(Data about app and page elements)

┌────────

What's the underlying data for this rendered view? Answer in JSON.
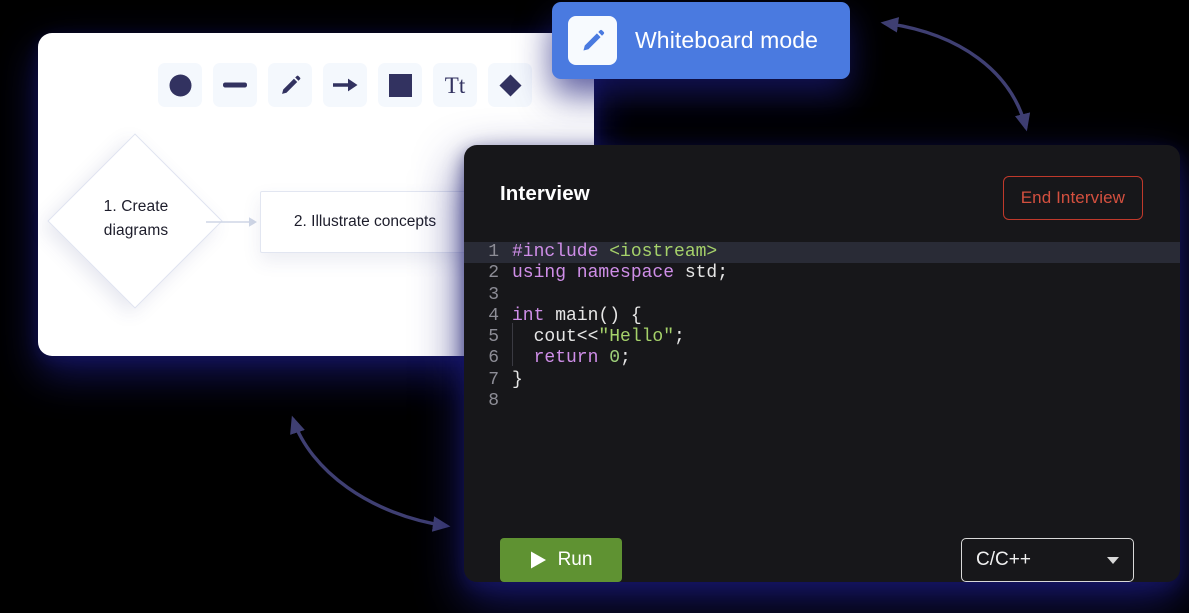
{
  "colors": {
    "page_background": "#000000",
    "badge_blue": "#4a7ae0",
    "editor_background": "#17171a",
    "run_green": "#5f9232",
    "end_red": "#d4503f",
    "glow_shadow": "#1a1a78",
    "arrow_navy": "#3f3f72",
    "toolbar_icon": "#323260"
  },
  "whiteboard_badge": {
    "label": "Whiteboard mode",
    "icon": "pencil-icon"
  },
  "whiteboard": {
    "toolbar": [
      {
        "name": "circle-tool",
        "icon": "circle-icon"
      },
      {
        "name": "line-tool",
        "icon": "line-icon"
      },
      {
        "name": "pencil-tool",
        "icon": "pencil-icon"
      },
      {
        "name": "arrow-tool",
        "icon": "arrow-icon"
      },
      {
        "name": "square-tool",
        "icon": "square-icon"
      },
      {
        "name": "text-tool",
        "icon": "text-icon",
        "glyph": "Tt"
      },
      {
        "name": "diamond-tool",
        "icon": "diamond-icon"
      }
    ],
    "nodes": {
      "diamond_label": "1. Create\ndiagrams",
      "rect_label": "2. Illustrate concepts"
    }
  },
  "editor": {
    "title": "Interview",
    "end_button": "End Interview",
    "run_button": "Run",
    "run_icon": "play-icon",
    "language": "C/C++",
    "active_line": 1,
    "code_lines": [
      {
        "num": "1",
        "indented": false,
        "tokens": [
          {
            "t": "#include ",
            "c": "k"
          },
          {
            "t": "<iostream>",
            "c": "s"
          }
        ]
      },
      {
        "num": "2",
        "indented": false,
        "tokens": [
          {
            "t": "using namespace ",
            "c": "k"
          },
          {
            "t": "std;",
            "c": "w"
          }
        ]
      },
      {
        "num": "3",
        "indented": false,
        "tokens": []
      },
      {
        "num": "4",
        "indented": false,
        "tokens": [
          {
            "t": "int ",
            "c": "k"
          },
          {
            "t": "main() {",
            "c": "w"
          }
        ]
      },
      {
        "num": "5",
        "indented": true,
        "tokens": [
          {
            "t": "  cout<<",
            "c": "w"
          },
          {
            "t": "\"Hello\"",
            "c": "s"
          },
          {
            "t": ";",
            "c": "w"
          }
        ]
      },
      {
        "num": "6",
        "indented": true,
        "tokens": [
          {
            "t": "  return ",
            "c": "k"
          },
          {
            "t": "0",
            "c": "n"
          },
          {
            "t": ";",
            "c": "w"
          }
        ]
      },
      {
        "num": "7",
        "indented": false,
        "tokens": [
          {
            "t": "}",
            "c": "w"
          }
        ]
      },
      {
        "num": "8",
        "indented": false,
        "tokens": []
      }
    ]
  }
}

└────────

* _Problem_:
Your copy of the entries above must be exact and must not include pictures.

* _The completed task_:
What's the underlying data for this rendered view? Answer in JSON.
{
  "colors": {
    "page_background": "#000000",
    "badge_blue": "#4a7ae0",
    "editor_background": "#17171a",
    "run_green": "#5f9232",
    "end_red": "#d4503f",
    "glow_shadow": "#1a1a78",
    "arrow_navy": "#3f3f72",
    "toolbar_icon": "#323260"
  },
  "whiteboard_badge": {
    "label": "Whiteboard mode",
    "icon": "pencil-icon"
  },
  "whiteboard": {
    "toolbar": [
      {
        "name": "circle-tool",
        "icon": "circle-icon"
      },
      {
        "name": "line-tool",
        "icon": "line-icon"
      },
      {
        "name": "pencil-tool",
        "icon": "pencil-icon"
      },
      {
        "name": "arrow-tool",
        "icon": "arrow-icon"
      },
      {
        "name": "square-tool",
        "icon": "square-icon"
      },
      {
        "name": "text-tool",
        "icon": "text-icon",
        "glyph": "Tt"
      },
      {
        "name": "diamond-tool",
        "icon": "diamond-icon"
      }
    ],
    "nodes": {
      "diamond_label": "1. Create\ndiagrams",
      "rect_label": "2. Illustrate concepts"
    }
  },
  "editor": {
    "title": "Interview",
    "end_button": "End Interview",
    "run_button": "Run",
    "run_icon": "play-icon",
    "language": "C/C++",
    "active_line": 1,
    "code_lines": [
      {
        "num": "1",
        "indented": false,
        "tokens": [
          {
            "t": "#include ",
            "c": "k"
          },
          {
            "t": "<iostream>",
            "c": "s"
          }
        ]
      },
      {
        "num": "2",
        "indented": false,
        "tokens": [
          {
            "t": "using namespace ",
            "c": "k"
          },
          {
            "t": "std;",
            "c": "w"
          }
        ]
      },
      {
        "num": "3",
        "indented": false,
        "tokens": []
      },
      {
        "num": "4",
        "indented": false,
        "tokens": [
          {
            "t": "int ",
            "c": "k"
          },
          {
            "t": "main() {",
            "c": "w"
          }
        ]
      },
      {
        "num": "5",
        "indented": true,
        "tokens": [
          {
            "t": "  cout<<",
            "c": "w"
          },
          {
            "t": "\"Hello\"",
            "c": "s"
          },
          {
            "t": ";",
            "c": "w"
          }
        ]
      },
      {
        "num": "6",
        "indented": true,
        "tokens": [
          {
            "t": "  return ",
            "c": "k"
          },
          {
            "t": "0",
            "c": "n"
          },
          {
            "t": ";",
            "c": "w"
          }
        ]
      },
      {
        "num": "7",
        "indented": false,
        "tokens": [
          {
            "t": "}",
            "c": "w"
          }
        ]
      },
      {
        "num": "8",
        "indented": false,
        "tokens": []
      }
    ]
  }
}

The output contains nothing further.